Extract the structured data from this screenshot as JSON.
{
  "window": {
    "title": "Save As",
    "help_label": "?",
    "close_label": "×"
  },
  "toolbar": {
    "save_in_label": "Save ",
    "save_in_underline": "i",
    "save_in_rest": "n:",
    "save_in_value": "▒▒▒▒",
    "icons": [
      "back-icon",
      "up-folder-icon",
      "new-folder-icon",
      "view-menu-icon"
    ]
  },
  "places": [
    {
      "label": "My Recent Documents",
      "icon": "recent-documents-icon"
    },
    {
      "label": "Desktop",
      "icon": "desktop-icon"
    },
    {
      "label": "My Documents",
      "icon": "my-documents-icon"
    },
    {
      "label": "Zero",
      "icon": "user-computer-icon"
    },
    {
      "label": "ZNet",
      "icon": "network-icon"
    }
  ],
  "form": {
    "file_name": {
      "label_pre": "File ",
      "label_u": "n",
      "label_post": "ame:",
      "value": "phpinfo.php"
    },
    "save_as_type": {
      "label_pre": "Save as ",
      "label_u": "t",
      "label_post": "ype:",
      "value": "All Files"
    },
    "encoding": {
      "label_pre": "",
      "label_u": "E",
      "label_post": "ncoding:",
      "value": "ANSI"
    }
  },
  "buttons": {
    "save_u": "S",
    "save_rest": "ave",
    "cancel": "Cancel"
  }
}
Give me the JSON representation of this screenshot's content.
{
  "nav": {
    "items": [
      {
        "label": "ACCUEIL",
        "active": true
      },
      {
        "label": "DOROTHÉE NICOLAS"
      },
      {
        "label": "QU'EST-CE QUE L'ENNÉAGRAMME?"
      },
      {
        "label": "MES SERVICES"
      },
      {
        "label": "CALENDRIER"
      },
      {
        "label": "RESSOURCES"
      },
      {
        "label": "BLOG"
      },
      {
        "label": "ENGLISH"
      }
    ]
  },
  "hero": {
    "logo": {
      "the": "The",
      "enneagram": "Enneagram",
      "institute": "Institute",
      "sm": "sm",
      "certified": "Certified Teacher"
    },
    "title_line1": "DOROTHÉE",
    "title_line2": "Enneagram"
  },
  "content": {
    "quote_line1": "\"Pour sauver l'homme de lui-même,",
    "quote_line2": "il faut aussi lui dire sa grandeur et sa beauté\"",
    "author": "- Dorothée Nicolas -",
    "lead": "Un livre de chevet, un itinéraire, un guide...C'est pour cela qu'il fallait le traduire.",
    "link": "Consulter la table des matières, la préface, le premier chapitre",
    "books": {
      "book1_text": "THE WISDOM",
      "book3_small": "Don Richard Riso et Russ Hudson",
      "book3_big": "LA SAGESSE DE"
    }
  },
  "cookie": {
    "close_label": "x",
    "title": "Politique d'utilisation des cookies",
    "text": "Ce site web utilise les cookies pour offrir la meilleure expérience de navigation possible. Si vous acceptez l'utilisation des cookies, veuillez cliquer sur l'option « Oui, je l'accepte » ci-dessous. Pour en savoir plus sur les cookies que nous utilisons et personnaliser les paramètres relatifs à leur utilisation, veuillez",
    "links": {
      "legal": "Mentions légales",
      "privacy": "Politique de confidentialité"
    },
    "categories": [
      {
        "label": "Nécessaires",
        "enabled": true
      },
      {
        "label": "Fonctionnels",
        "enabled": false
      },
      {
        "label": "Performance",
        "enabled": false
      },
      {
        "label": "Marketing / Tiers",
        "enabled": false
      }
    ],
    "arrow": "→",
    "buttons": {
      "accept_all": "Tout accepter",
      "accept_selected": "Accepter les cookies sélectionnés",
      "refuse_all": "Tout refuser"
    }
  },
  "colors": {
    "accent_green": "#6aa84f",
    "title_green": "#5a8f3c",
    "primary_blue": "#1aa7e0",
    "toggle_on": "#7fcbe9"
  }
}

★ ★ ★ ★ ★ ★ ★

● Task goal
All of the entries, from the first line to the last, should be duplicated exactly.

● Response
Extract the structured data from this screenshot as JSON.
{
  "window": {
    "title": "Save As",
    "help_label": "?",
    "close_label": "×"
  },
  "toolbar": {
    "save_in_label": "Save ",
    "save_in_underline": "i",
    "save_in_rest": "n:",
    "save_in_value": "▒▒▒▒",
    "icons": [
      "back-icon",
      "up-folder-icon",
      "new-folder-icon",
      "view-menu-icon"
    ]
  },
  "places": [
    {
      "label": "My Recent Documents",
      "icon": "recent-documents-icon"
    },
    {
      "label": "Desktop",
      "icon": "desktop-icon"
    },
    {
      "label": "My Documents",
      "icon": "my-documents-icon"
    },
    {
      "label": "Zero",
      "icon": "user-computer-icon"
    },
    {
      "label": "ZNet",
      "icon": "network-icon"
    }
  ],
  "form": {
    "file_name": {
      "label_pre": "File ",
      "label_u": "n",
      "label_post": "ame:",
      "value": "phpinfo.php"
    },
    "save_as_type": {
      "label_pre": "Save as ",
      "label_u": "t",
      "label_post": "ype:",
      "value": "All Files"
    },
    "encoding": {
      "label_pre": "",
      "label_u": "E",
      "label_post": "ncoding:",
      "value": "ANSI"
    }
  },
  "buttons": {
    "save_u": "S",
    "save_rest": "ave",
    "cancel": "Cancel"
  }
}
Give me the JSON representation of this screenshot's content.
{
  "nav": {
    "items": [
      {
        "label": "ACCUEIL",
        "active": true
      },
      {
        "label": "DOROTHÉE NICOLAS"
      },
      {
        "label": "QU'EST-CE QUE L'ENNÉAGRAMME?"
      },
      {
        "label": "MES SERVICES"
      },
      {
        "label": "CALENDRIER"
      },
      {
        "label": "RESSOURCES"
      },
      {
        "label": "BLOG"
      },
      {
        "label": "ENGLISH"
      }
    ]
  },
  "hero": {
    "logo": {
      "the": "The",
      "enneagram": "Enneagram",
      "institute": "Institute",
      "sm": "sm",
      "certified": "Certified Teacher"
    },
    "title_line1": "DOROTHÉE",
    "title_line2": "Enneagram"
  },
  "content": {
    "quote_line1": "\"Pour sauver l'homme de lui-même,",
    "quote_line2": "il faut aussi lui dire sa grandeur et sa beauté\"",
    "author": "- Dorothée Nicolas -",
    "lead": "Un livre de chevet, un itinéraire, un guide...C'est pour cela qu'il fallait le traduire.",
    "link": "Consulter la table des matières, la préface, le premier chapitre",
    "books": {
      "book1_text": "THE WISDOM",
      "book3_small": "Don Richard Riso et Russ Hudson",
      "book3_big": "LA SAGESSE DE"
    }
  },
  "cookie": {
    "close_label": "x",
    "title": "Politique d'utilisation des cookies",
    "text": "Ce site web utilise les cookies pour offrir la meilleure expérience de navigation possible. Si vous acceptez l'utilisation des cookies, veuillez cliquer sur l'option « Oui, je l'accepte » ci-dessous. Pour en savoir plus sur les cookies que nous utilisons et personnaliser les paramètres relatifs à leur utilisation, veuillez",
    "links": {
      "legal": "Mentions légales",
      "privacy": "Politique de confidentialité"
    },
    "categories": [
      {
        "label": "Nécessaires",
        "enabled": true
      },
      {
        "label": "Fonctionnels",
        "enabled": false
      },
      {
        "label": "Performance",
        "enabled": false
      },
      {
        "label": "Marketing / Tiers",
        "enabled": false
      }
    ],
    "arrow": "→",
    "buttons": {
      "accept_all": "Tout accepter",
      "accept_selected": "Accepter les cookies sélectionnés",
      "refuse_all": "Tout refuser"
    }
  },
  "colors": {
    "accent_green": "#6aa84f",
    "title_green": "#5a8f3c",
    "primary_blue": "#1aa7e0",
    "toggle_on": "#7fcbe9"
  }
}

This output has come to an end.